Yes, I agree that strong cases can be made for each of them to have been included in the selection. Of course, given the finite seedings, someone else would have been left outside, looking in. If Tech had made it and Kentucky hadn't, instead of the other way around, wouldn't we be hearing the bleatings of the Wildcat crowd instead of those from Hokieland?
Look, the NCAA tournament is nothing short of superb. It's exciting, fast paced and supremely popular. But, the teams that were left out in the cold had no shot at winning it. Always look to the 1-4 seeds for your eventual champ.
Let's look at the numbers. Let's say your team gets included as a number 16 seed. Fuhgetaboutit. No number 16 has EVER won the NCAA tournament. Wait, there's more. No #16 seed has ever won a single game. That's a combined record of 0-92 for sixteen seeders since the tourney expanded to 64 teams in 1985.
Only four times has a #15 seed won an opener. By the way, none of those four advanced beyond that single victory.
The Sweet 16 has had only one lowly seeded guest in all of its history. That was when #14 Cleveland State crashed the party, in 1986.

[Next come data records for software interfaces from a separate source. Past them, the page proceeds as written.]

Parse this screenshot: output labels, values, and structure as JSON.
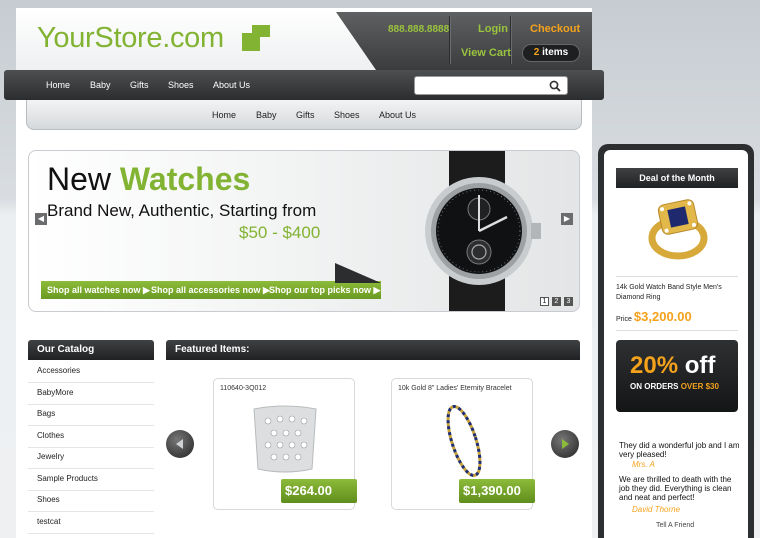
{
  "header": {
    "logo": "YourStore.com",
    "phone": "888.888.8888",
    "login": "Login",
    "checkout": "Checkout",
    "view_cart": "View Cart",
    "items_count": "2",
    "items_label": "items"
  },
  "main_nav": [
    "Home",
    "Baby",
    "Gifts",
    "Shoes",
    "About Us"
  ],
  "search": {
    "placeholder": "",
    "icon": "search-icon"
  },
  "sub_nav": [
    "Home",
    "Baby",
    "Gifts",
    "Shoes",
    "About Us"
  ],
  "banner": {
    "title_plain": "New",
    "title_accent": "Watches",
    "subtitle": "Brand New, Authentic, Starting from",
    "price_range": "$50 - $400",
    "links": [
      "Shop all watches now ▶",
      "Shop all accessories now ▶",
      "Shop our top picks now ▶"
    ],
    "pages": [
      "1",
      "2",
      "3"
    ],
    "active_page": "1"
  },
  "catalog": {
    "title": "Our Catalog",
    "items": [
      "Accessories",
      "BabyMore",
      "Bags",
      "Clothes",
      "Jewelry",
      "Sample Products",
      "Shoes",
      "testcat"
    ]
  },
  "featured": {
    "title": "Featured Items:",
    "products": [
      {
        "name": "110640-3Q012",
        "price": "$264.00"
      },
      {
        "name": "10k Gold 8\" Ladies' Eternity Bracelet",
        "price": "$1,390.00"
      }
    ]
  },
  "deal": {
    "title": "Deal of the Month",
    "name": "14k Gold Watch Band Style Men's Diamond Ring",
    "price_label": "Price",
    "price": "$3,200.00"
  },
  "promo": {
    "percent": "20%",
    "off": "off",
    "line_a": "ON ORDERS",
    "line_b": "OVER $30"
  },
  "testimonials": [
    {
      "text": "They did a wonderful job and I am very pleased!",
      "author": "Mrs. A"
    },
    {
      "text": "We are thrilled to death with the job they did. Everything is clean and neat and perfect!",
      "author": "David Thorne"
    }
  ],
  "tell_a_friend": "Tell A Friend",
  "colors": {
    "brand_green": "#82b332",
    "accent_orange": "#f4a21c",
    "dark": "#2c2d2e"
  }
}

There have been only three double-digit seeds to advance beyond that point. Missouri (#12) went to the Elite eight in 1997. LSU (1986) and George Mason (2006) both made it to the Final Four.

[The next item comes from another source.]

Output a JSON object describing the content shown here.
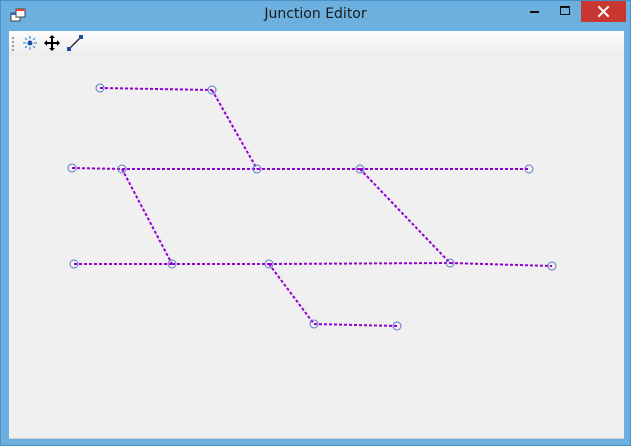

That's it. There's your parade of winners. Based on the historical evidence, it's clear that none of the teams left out this year had any kind of reasonable chance of advancing very far. They'd have been the fodder at the low end of the brackets.
Tech's Head Coach Seth Greenberg half-jokingly stated that anybody (meaning the selection committee) that didn't see his Hokies as one of the top 65 teams in the nation was certifiably insane.
I happen to believe that Tech is one of the top 65 teams in the nation. However, that isn't the way this thing works.
Tech (and Mississippi and Arizona State, to name a couple others left off the dance card) are certainly better than Cornell, Belmont and Portland State. To draw an analogy, the runner up in the Miss California beauty contest is probably better looking than the winner of the Miss Wyoming contest (heck the winner of some of the livestock competitions in California probably top Miss Wyoming).
The beauty of the NCAA tourney is that it brings together the top 4-6 from the major conferences, a couple from the mid-majors and a sprinkling of the Austin Peays and Sienas.
There is no better event in sports than the Final Four. Is it perfect? No, of course not.
And, fortunately, once the games tip-off, the anger that folks feel at seeing their teams slighted turns into enjoyment and even rabid fandom.